Dec. 3 – Today 15 New Hampshire towns issued a warning that the proposed Kinder Morgan gas pipeline will add significant costs to tens of thousands of New Hampshire residents and businesses, despite company claims to the contrary.

The long-term costs run counter to the savings being promised by proponents of the pipeline.


“Based on recent filings with the Public Utilities Commission, the average customer of Liberty Utilities will incur a cost of about $600 per year – for 20 years – should the Kinder Morgan pipeline be approved”, said Brookline Town Administrator Tad Putney and a member of the NH Municipal Pipeline Coalition.

Since announcing a year ago plans to shift its proposed Northeast Energy Direct (NED) pipeline across 80 miles of southern New Hampshire, company efforts to entice customers have fallen short.


“After months of attempting to get utilities to sign up for gas from Kinder Morgan’s proposed pipeline, Liberty Utilities is the only company in New Hampshire to commit,” continued Putney. “The Public Utilities Commission has approved Liberty’s investment in the pipeline and ultimately passing along to its New Hampshire ratepayers an annual cost of approximately $53 million per year, for 20 years, to finance the pipeline. With about 90,000 Liberty Utilities ratepayers in New Hampshire, that equates to an average annual cost to each of about $600 per year – for two decades, totaling $12,000 per customer.”


Milford town administrator Mark Bender joined Putney in questioning how Kinder Morgan continues to claim savings for New Hampshire residents. “We keep hearing from Kinder Morgan and Liberty Utilities about the savings that will result from the pipeline,” said Milford Town Administrator Mark Bender. “We want the region’s residents and area businesses to be fully aware that they would be financing a huge infrastructure project for many years – and a project that the Coalition is not convinced is even needed.”


Liberty Utilities recently filed a request with the Public Utilities Commission to expand its service territory into Rindge, Jaffrey, Swanzey, and Winchester in southern New Hampshire to supply natural gas from the Kinder Morgan pipeline to those communities.


Given concerns about the long-term costs to Liberty’s ratepayers, among other issues, the Municipal Coalition earlier this week filed a petition to intervene in the proceedings with the Public Utilities Commission. By intervening, the towns look to take an active role in any PUC approvals related to Kinder Morgan’s pipeline and Liberty’s Agreements.

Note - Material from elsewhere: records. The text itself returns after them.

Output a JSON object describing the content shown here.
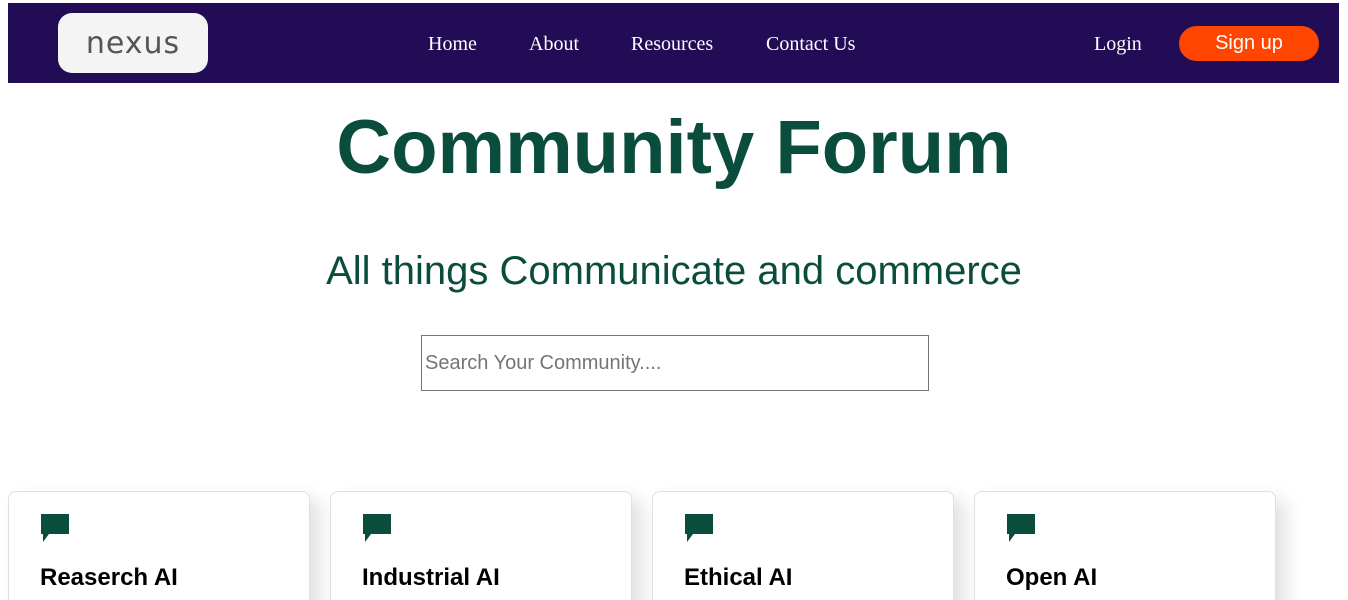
{
  "header": {
    "logo_text": "nexus",
    "nav": [
      "Home",
      "About",
      "Resources",
      "Contact Us"
    ],
    "login_label": "Login",
    "signup_label": "Sign up"
  },
  "main": {
    "title": "Community Forum",
    "subtitle": "All things Communicate and commerce",
    "search_placeholder": "Search Your Community...."
  },
  "cards": [
    {
      "title": "Reaserch AI",
      "icon": "comment-icon"
    },
    {
      "title": "Industrial AI",
      "icon": "comment-icon"
    },
    {
      "title": "Ethical AI",
      "icon": "comment-icon"
    },
    {
      "title": "Open AI",
      "icon": "comment-icon"
    }
  ],
  "colors": {
    "navbar": "#220c55",
    "accent": "#ff4500",
    "heading": "#0a4d3c"
  }
}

“The PUC will decide if the NH Municipal Pipeline Coalition will get Intervenor status,” said Putney. “We hope that occurs to give all our communities a voice in the proceeding.”


The NH Municipal Pipeline Coalition consists of municipal officials from Amherst, Brookline, Fitzwilliam, Greenville, Litchfield, Mason, Merrimack, Milford, New Ipswich, Pelham, Richmond, Rindge, Temple, Troy, and Winchester.

The Kinder Morgan pipeline has been proposed to cross approximately 80 miles of southern New Hampshire on its way from Pennsylvania to Dracut, MA.


Contact: Tad Putney, Brookline Town Administrator (603) 673-8855